For generations, right from the time when Abraham first responded to God’s call, he and his descendants had worshipped the Lord by building altars and offering sacrifices wherever it seemed to be appropriate. But once the Tabernacle and priesthood were fully functioning, all sacrifices had to be offered under the discipline of the sanctuary (Leviticus 17:1-9). Indeed, with the whole Israelite community encamped immediately around the Tabernacle, there was no good reason for anyone to worship elsewhere. Such independent sacrifices might be genuinely offered to Yahweh, but how could anyone be sure?

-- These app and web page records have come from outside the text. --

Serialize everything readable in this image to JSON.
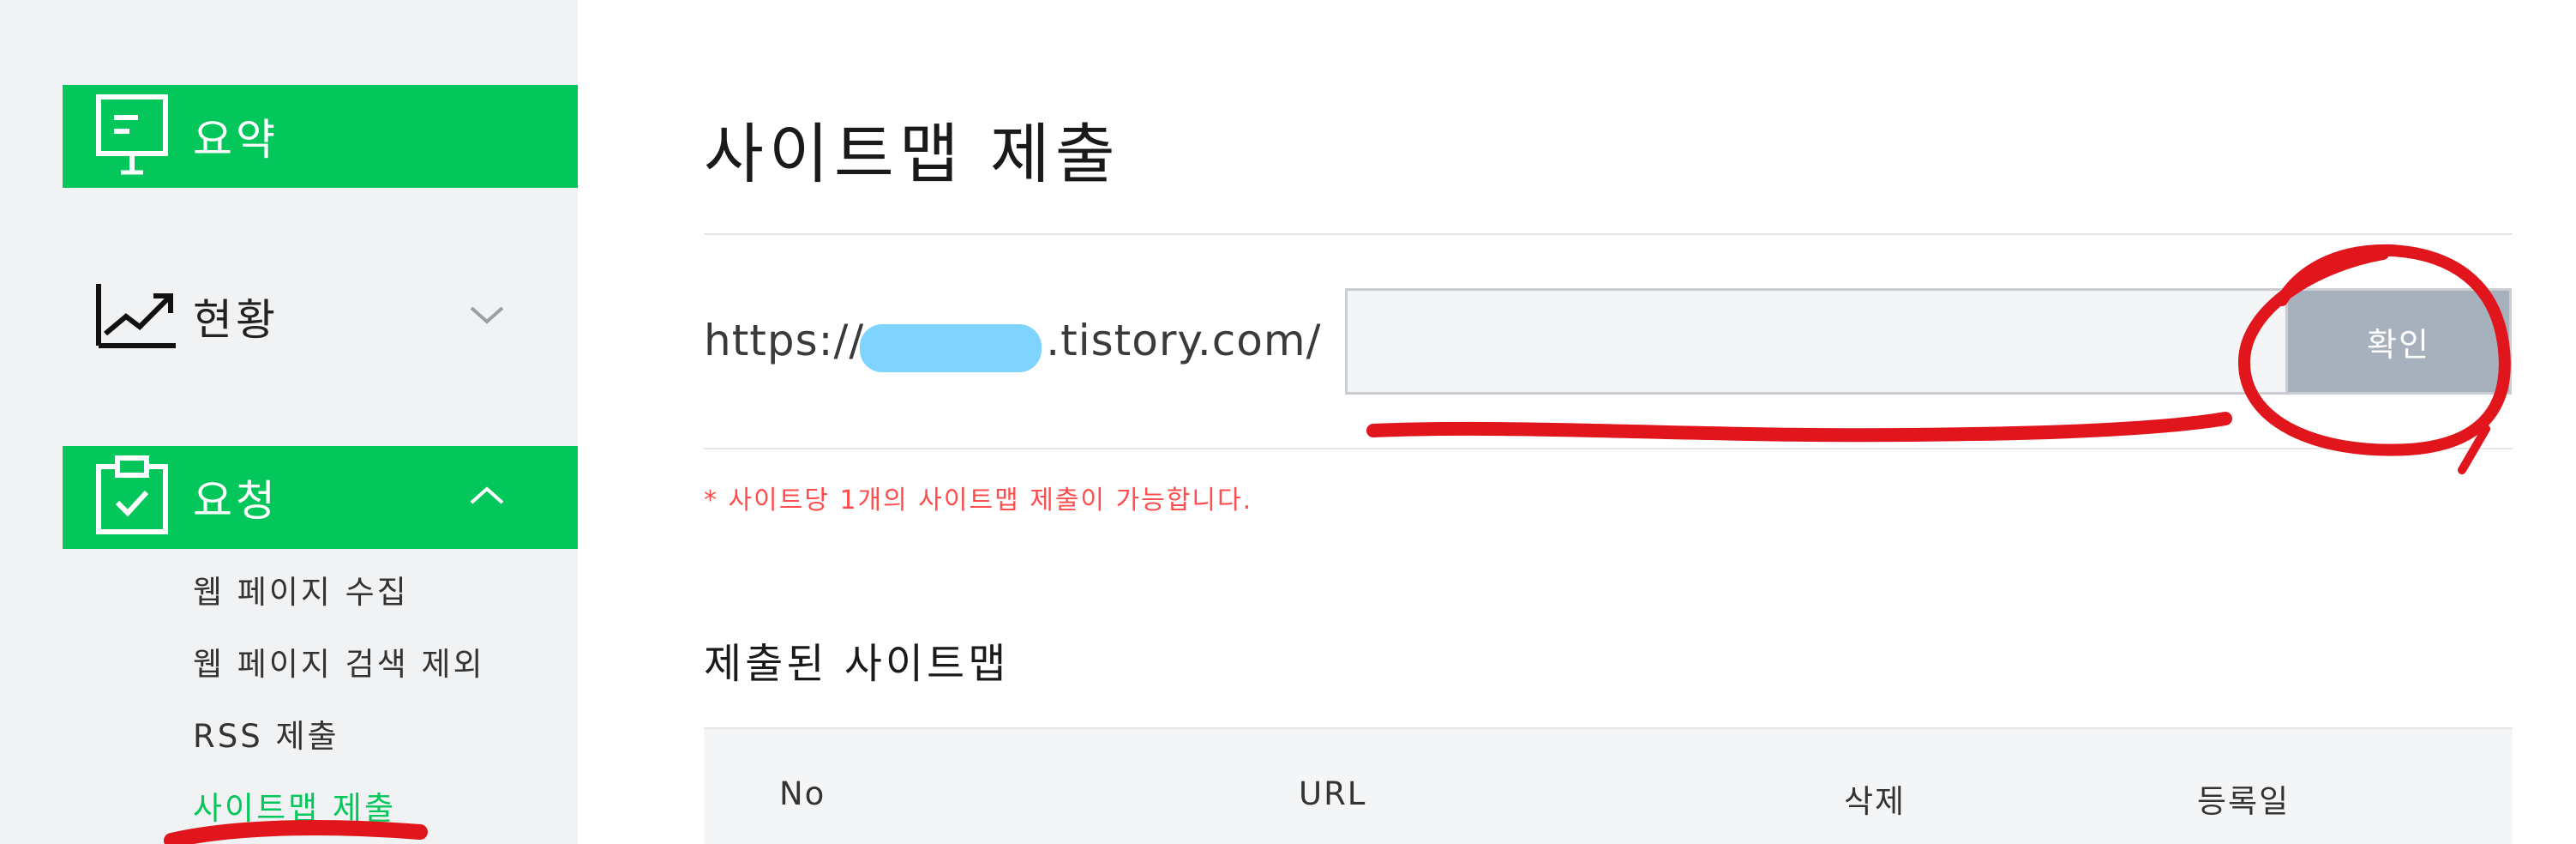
{
  "sidebar": {
    "items": [
      {
        "label": "요약",
        "icon": "presentation-board-icon",
        "active": true
      },
      {
        "label": "현황",
        "icon": "trend-chart-icon",
        "active": false,
        "expanded": false
      },
      {
        "label": "요청",
        "icon": "clipboard-check-icon",
        "active": true,
        "expanded": true
      }
    ],
    "sub_items": [
      {
        "label": "웹 페이지 수집"
      },
      {
        "label": "웹 페이지 검색 제외"
      },
      {
        "label": "RSS 제출"
      },
      {
        "label": "사이트맵 제출",
        "current": true
      }
    ]
  },
  "main": {
    "title": "사이트맵 제출",
    "url_prefix": "https://",
    "url_suffix": ".tistory.com/",
    "input_value": "",
    "confirm_label": "확인",
    "notice": "* 사이트당 1개의 사이트맵 제출이 가능합니다.",
    "submitted_title": "제출된 사이트맵",
    "table_headers": [
      "No",
      "URL",
      "삭제",
      "등록일"
    ]
  },
  "colors": {
    "accent": "#03c75a",
    "notice": "#ff4c4c",
    "button": "#a7b1bd",
    "redaction": "#7fd3ff",
    "annotation": "#e0161c"
  }
}
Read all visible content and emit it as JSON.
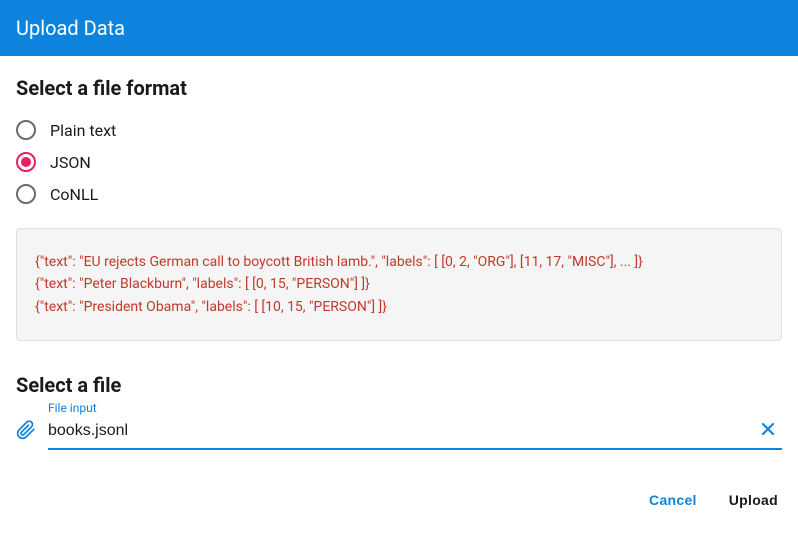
{
  "header": {
    "title": "Upload Data"
  },
  "format": {
    "title": "Select a file format",
    "options": [
      {
        "label": "Plain text",
        "selected": false
      },
      {
        "label": "JSON",
        "selected": true
      },
      {
        "label": "CoNLL",
        "selected": false
      }
    ],
    "sample": "{\"text\": \"EU rejects German call to boycott British lamb.\", \"labels\": [ [0, 2, \"ORG\"], [11, 17, \"MISC\"], ... ]}\n{\"text\": \"Peter Blackburn\", \"labels\": [ [0, 15, \"PERSON\"] ]}\n{\"text\": \"President Obama\", \"labels\": [ [10, 15, \"PERSON\"] ]}"
  },
  "file": {
    "title": "Select a file",
    "label": "File input",
    "value": "books.jsonl"
  },
  "actions": {
    "cancel": "Cancel",
    "upload": "Upload"
  }
}
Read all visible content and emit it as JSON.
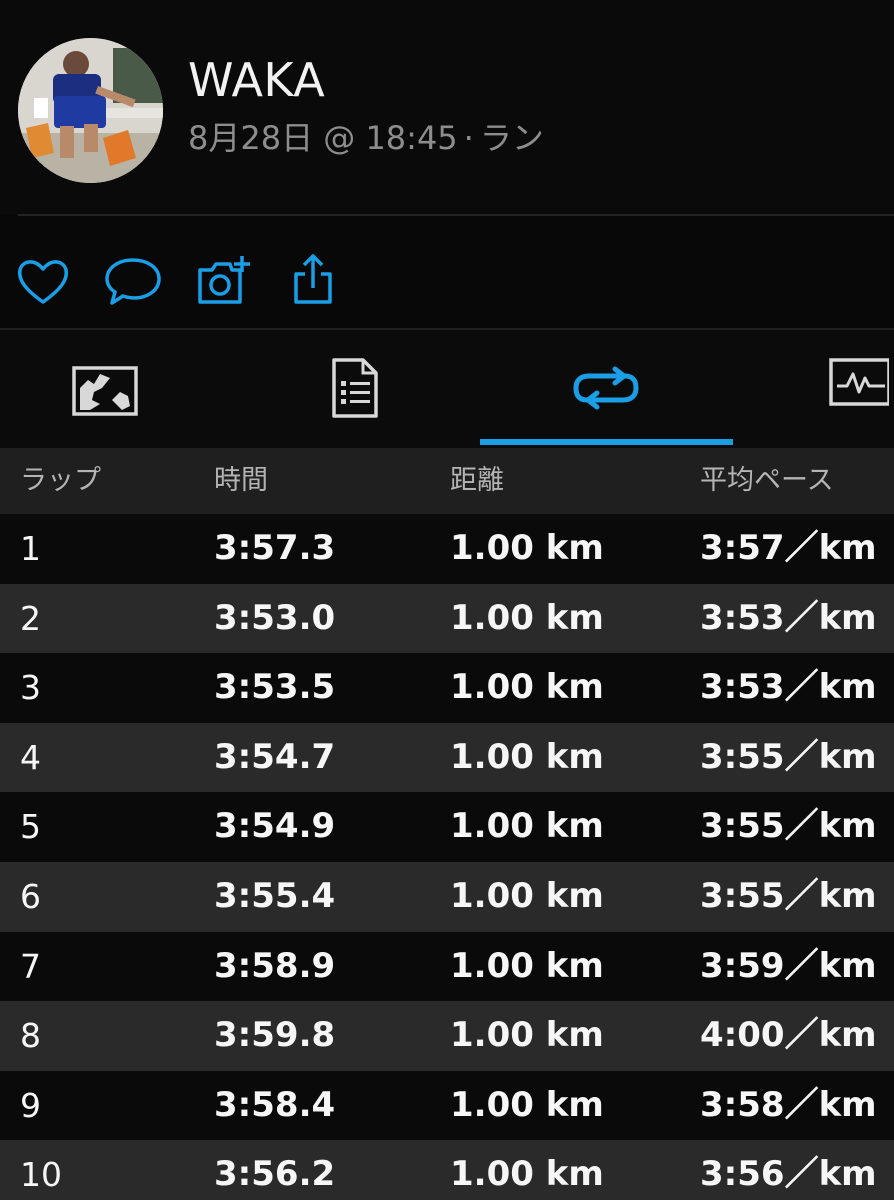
{
  "user": {
    "name": "WAKA",
    "date": "8月28日",
    "time": "@ 18:45",
    "separator": "·",
    "activity": "ラン"
  },
  "actions": [
    {
      "name": "like",
      "icon": "heart-icon"
    },
    {
      "name": "comment",
      "icon": "speech-bubble-icon"
    },
    {
      "name": "add-photo",
      "icon": "camera-plus-icon"
    },
    {
      "name": "share",
      "icon": "share-icon"
    }
  ],
  "tabs": [
    {
      "name": "map",
      "icon": "map-icon",
      "active": false
    },
    {
      "name": "stats",
      "icon": "document-list-icon",
      "active": false
    },
    {
      "name": "laps",
      "icon": "loop-arrows-icon",
      "active": true
    },
    {
      "name": "charts",
      "icon": "waveform-chart-icon",
      "active": false
    }
  ],
  "colors": {
    "accent": "#1a9ee6",
    "background": "#070707",
    "row_dark": "#0a0a0a",
    "row_light": "#2a2a2a",
    "header_bg": "#1f1f1f",
    "secondary_text": "#8d8d8d"
  },
  "table": {
    "headers": {
      "lap": "ラップ",
      "time": "時間",
      "distance": "距離",
      "pace": "平均ペース"
    },
    "rows": [
      {
        "lap": "1",
        "time": "3:57.3",
        "distance": "1.00 km",
        "pace": "3:57／km"
      },
      {
        "lap": "2",
        "time": "3:53.0",
        "distance": "1.00 km",
        "pace": "3:53／km"
      },
      {
        "lap": "3",
        "time": "3:53.5",
        "distance": "1.00 km",
        "pace": "3:53／km"
      },
      {
        "lap": "4",
        "time": "3:54.7",
        "distance": "1.00 km",
        "pace": "3:55／km"
      },
      {
        "lap": "5",
        "time": "3:54.9",
        "distance": "1.00 km",
        "pace": "3:55／km"
      },
      {
        "lap": "6",
        "time": "3:55.4",
        "distance": "1.00 km",
        "pace": "3:55／km"
      },
      {
        "lap": "7",
        "time": "3:58.9",
        "distance": "1.00 km",
        "pace": "3:59／km"
      },
      {
        "lap": "8",
        "time": "3:59.8",
        "distance": "1.00 km",
        "pace": "4:00／km"
      },
      {
        "lap": "9",
        "time": "3:58.4",
        "distance": "1.00 km",
        "pace": "3:58／km"
      },
      {
        "lap": "10",
        "time": "3:56.2",
        "distance": "1.00 km",
        "pace": "3:56／km"
      }
    ]
  }
}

It would be all too easy for pagan symbols and practices to creep into Israel’s worship through the back door, so to speak.
The temptation to ‘hedge one’s bets’, to combine the worship of Yahweh with that of other spiritual powers, is a perennial one. We tend to look down on the Israelites for their inability to resist the pull of idolatry, and yet the Church is no better: we are perpetually in danger of absorbing the spirit of the age. And this danger is bigger than we realise, because our idols (whatever they are) are so integral to our culture that we barely notice their presence. One of them is individualism. It is no accident that the UK’s favourite funeral song is ‘I did it my way’. Independence and personal fulfilment are the principal ambitions of our society, in the spiritual realm as well as in the secular. Mainstream religion has gone out of fashion; although most people insist that they still believe in God, the numbers actually attending church services are steadily falling. The modern ‘believer’ likes to plough his (or her) own furrow, without the constraints of a creed or the discipline of a liturgy.
But there is still only one ‘place’ to meet with God – no longer a geographical location (John 4:21), but in and through His Son. “No-one comes to the Father except through Me.” (John 14:6) This fact is what unites all who believe in Jesus: as we come to Him, we are also (by necessity) brought together. And there is no good reason (other than distance or physical incapacity) for Christians not to actualise this by meeting together for worship.